We strolled the city for quite a while, learning more and more of the City’s extensive history and the various stories behind it. So by the time we reached the Forbidden Garden at the far end of the City, we were all tired of walking and ready for lunch. Unfortunately, we were going to have to go straight to the airport to catch our flight in time. After arriving in the airport and checking in our bags, though, the students were separated into groups of three or four, given 200 RMB (roughly 30 dollars), and told to meet in front of the security check 25 minutes later. Most of the groups ended up going to Burger King because they knew of its reliable quickness and cheapness; it wasn’t the healthiest lunch, but at least it was something.
All went smoothly through security, and the plane took off on time. We departed Beijing at around three o’clock and landed in Kunming at around six. Both airports had several grand, sweeping rooms and were very clean and well organized (for airports). Everyone got their luggage in a matter of minutes and the bus was punctual, as well.
Kunming is a city of a couple million people, small by Chinese standards, and so it is quite different than Beijing. There aren’t as many skyscrapers or pollution, and temperatures range from the low 70s to the high 80s. The hotel we’re staying in is pretty nice; it has a convenience store, TVs in every room, AC, and hosts periodic weddings or post-wedding celebrations.
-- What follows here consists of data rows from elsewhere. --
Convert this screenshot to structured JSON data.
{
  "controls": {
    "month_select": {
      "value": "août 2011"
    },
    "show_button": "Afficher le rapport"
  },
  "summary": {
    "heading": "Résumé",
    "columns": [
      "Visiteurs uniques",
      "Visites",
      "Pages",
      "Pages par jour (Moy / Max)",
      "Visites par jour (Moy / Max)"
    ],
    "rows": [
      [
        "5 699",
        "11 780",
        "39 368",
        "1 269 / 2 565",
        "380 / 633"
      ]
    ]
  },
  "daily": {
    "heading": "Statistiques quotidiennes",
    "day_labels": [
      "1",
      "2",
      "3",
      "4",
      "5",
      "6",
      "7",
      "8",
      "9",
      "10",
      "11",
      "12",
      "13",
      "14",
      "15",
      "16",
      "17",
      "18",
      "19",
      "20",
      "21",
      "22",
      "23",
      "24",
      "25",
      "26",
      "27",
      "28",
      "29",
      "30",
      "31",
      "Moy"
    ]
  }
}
After arriving in the hotel at around seven, we went straight to dinner across the street to a restaurant called Aladdin, and were introduced to a special dish of the Yunnan province that was basically sticky rice noodles. One interesting custom that I learned during dinner was that they usually only serve hot drinks such as steaming water or tea because some think that cold drinks make you “infertile.” After dinner, we all went back to the hotel and began to settle into our rooms. For the rest of the night, students were given some time to relax, take showers, and prepare to meet the Chinese students for tomorrow. Everyone was in their rooms by ten o’clock and we all tried to get some well deserved sleep.